● Work to be completed:
The answer is every line of the records that holds the word "true", copied in full.

[Records from a dataset]
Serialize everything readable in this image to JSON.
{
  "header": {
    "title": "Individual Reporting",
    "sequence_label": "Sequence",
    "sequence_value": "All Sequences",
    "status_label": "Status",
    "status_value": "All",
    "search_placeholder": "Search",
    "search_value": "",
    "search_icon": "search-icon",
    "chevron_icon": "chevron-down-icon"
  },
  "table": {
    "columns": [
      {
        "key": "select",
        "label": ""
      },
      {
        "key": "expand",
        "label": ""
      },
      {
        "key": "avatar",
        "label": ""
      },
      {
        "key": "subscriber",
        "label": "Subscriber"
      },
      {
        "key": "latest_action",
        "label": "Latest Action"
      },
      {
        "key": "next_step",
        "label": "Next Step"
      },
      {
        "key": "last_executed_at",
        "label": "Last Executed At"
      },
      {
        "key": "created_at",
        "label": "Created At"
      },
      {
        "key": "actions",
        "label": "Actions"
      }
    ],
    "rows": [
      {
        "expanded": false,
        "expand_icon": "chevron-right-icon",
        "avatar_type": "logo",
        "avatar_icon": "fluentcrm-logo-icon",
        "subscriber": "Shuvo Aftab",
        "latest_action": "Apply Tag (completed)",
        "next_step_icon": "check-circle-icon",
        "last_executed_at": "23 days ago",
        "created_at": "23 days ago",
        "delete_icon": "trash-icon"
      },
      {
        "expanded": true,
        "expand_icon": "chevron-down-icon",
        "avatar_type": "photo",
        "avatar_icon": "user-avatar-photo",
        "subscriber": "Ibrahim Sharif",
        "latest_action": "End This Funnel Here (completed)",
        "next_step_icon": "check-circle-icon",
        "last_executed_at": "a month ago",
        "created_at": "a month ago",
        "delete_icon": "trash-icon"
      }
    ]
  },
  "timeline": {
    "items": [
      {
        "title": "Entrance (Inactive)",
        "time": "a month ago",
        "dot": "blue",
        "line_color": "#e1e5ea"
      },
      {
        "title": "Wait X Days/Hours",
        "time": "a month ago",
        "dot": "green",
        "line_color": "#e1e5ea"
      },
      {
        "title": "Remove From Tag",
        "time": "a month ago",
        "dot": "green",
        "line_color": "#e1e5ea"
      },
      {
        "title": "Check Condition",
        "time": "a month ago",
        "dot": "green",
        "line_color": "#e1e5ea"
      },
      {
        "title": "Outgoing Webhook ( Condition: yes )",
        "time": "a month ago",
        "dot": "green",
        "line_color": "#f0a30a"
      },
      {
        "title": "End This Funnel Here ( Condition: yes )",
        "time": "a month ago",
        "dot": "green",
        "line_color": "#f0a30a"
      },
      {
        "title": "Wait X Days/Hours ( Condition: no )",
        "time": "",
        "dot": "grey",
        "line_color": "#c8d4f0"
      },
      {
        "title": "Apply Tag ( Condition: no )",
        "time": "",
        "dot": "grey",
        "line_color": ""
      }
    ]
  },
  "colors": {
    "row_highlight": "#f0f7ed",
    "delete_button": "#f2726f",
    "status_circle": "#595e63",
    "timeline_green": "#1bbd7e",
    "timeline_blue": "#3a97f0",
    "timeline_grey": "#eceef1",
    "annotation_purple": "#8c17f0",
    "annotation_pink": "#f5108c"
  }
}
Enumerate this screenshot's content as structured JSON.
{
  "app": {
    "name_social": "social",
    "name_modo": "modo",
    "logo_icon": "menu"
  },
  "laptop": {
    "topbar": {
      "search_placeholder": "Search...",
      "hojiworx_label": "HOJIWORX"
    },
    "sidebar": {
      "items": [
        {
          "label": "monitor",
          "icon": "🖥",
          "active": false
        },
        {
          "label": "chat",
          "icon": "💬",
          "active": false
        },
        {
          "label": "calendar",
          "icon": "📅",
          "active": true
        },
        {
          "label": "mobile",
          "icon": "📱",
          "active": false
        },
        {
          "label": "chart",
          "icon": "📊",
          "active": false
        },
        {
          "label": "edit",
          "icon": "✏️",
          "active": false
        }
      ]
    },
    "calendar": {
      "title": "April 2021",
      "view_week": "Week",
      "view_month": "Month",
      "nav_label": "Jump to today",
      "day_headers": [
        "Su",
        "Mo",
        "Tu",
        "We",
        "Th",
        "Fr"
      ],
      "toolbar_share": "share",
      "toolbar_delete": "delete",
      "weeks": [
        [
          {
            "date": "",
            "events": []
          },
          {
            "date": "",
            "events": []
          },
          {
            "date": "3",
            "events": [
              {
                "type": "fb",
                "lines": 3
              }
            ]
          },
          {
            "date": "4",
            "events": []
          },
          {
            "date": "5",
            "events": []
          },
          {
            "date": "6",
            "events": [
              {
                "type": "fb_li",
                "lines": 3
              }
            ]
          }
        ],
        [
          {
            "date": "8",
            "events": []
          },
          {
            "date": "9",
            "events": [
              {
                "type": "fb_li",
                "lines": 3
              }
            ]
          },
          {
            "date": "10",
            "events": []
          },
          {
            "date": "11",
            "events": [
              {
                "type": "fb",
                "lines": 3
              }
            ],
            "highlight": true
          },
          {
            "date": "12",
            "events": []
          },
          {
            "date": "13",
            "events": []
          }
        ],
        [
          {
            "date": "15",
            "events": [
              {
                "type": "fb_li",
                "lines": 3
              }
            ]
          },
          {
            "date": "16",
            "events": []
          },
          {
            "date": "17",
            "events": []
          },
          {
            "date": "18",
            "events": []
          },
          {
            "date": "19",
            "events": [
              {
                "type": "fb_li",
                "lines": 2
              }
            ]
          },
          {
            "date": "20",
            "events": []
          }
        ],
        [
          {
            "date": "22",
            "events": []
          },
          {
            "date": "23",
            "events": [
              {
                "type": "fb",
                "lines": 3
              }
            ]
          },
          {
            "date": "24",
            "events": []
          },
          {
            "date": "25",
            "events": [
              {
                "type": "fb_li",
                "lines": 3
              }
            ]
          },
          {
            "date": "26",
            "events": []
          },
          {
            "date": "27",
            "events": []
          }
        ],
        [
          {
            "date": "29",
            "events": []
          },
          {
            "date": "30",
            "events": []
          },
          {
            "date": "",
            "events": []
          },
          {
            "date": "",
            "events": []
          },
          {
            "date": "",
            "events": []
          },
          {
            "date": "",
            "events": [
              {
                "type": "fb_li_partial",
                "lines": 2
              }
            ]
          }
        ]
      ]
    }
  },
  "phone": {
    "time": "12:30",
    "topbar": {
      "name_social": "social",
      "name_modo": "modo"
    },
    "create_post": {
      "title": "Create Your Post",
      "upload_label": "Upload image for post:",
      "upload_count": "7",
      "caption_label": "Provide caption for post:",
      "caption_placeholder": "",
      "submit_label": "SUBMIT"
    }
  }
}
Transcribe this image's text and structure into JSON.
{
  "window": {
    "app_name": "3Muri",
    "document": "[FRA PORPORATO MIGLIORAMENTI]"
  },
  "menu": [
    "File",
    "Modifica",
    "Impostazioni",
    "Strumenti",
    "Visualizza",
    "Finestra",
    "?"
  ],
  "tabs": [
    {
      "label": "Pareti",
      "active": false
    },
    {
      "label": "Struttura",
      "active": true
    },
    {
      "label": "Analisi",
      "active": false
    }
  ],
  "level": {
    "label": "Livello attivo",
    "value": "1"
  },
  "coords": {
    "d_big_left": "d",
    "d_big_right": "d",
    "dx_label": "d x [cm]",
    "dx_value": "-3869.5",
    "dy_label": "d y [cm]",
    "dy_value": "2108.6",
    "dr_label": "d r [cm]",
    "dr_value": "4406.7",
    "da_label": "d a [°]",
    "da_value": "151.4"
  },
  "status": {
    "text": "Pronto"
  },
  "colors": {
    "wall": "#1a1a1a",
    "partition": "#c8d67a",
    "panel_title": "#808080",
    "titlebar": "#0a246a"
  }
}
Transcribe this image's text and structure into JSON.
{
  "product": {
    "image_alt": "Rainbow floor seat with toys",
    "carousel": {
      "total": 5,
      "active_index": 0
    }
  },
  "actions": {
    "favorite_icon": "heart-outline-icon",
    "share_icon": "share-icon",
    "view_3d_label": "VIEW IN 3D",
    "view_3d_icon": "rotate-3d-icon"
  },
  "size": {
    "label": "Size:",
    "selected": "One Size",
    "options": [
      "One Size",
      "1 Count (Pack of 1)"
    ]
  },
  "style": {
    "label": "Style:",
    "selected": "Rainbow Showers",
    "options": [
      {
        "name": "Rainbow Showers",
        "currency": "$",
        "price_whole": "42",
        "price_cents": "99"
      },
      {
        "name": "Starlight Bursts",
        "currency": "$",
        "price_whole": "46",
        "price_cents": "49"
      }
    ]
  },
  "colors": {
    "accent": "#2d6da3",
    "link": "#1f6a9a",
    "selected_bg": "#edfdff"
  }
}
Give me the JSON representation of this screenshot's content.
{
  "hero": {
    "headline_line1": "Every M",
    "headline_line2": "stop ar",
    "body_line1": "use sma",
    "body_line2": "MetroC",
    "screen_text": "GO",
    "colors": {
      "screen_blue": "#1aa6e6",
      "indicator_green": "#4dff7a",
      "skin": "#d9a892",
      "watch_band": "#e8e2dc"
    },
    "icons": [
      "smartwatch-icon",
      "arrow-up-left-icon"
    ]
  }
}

● Your response:
        "expanded": true,
          "active": true
            "highlight": true
      "active": true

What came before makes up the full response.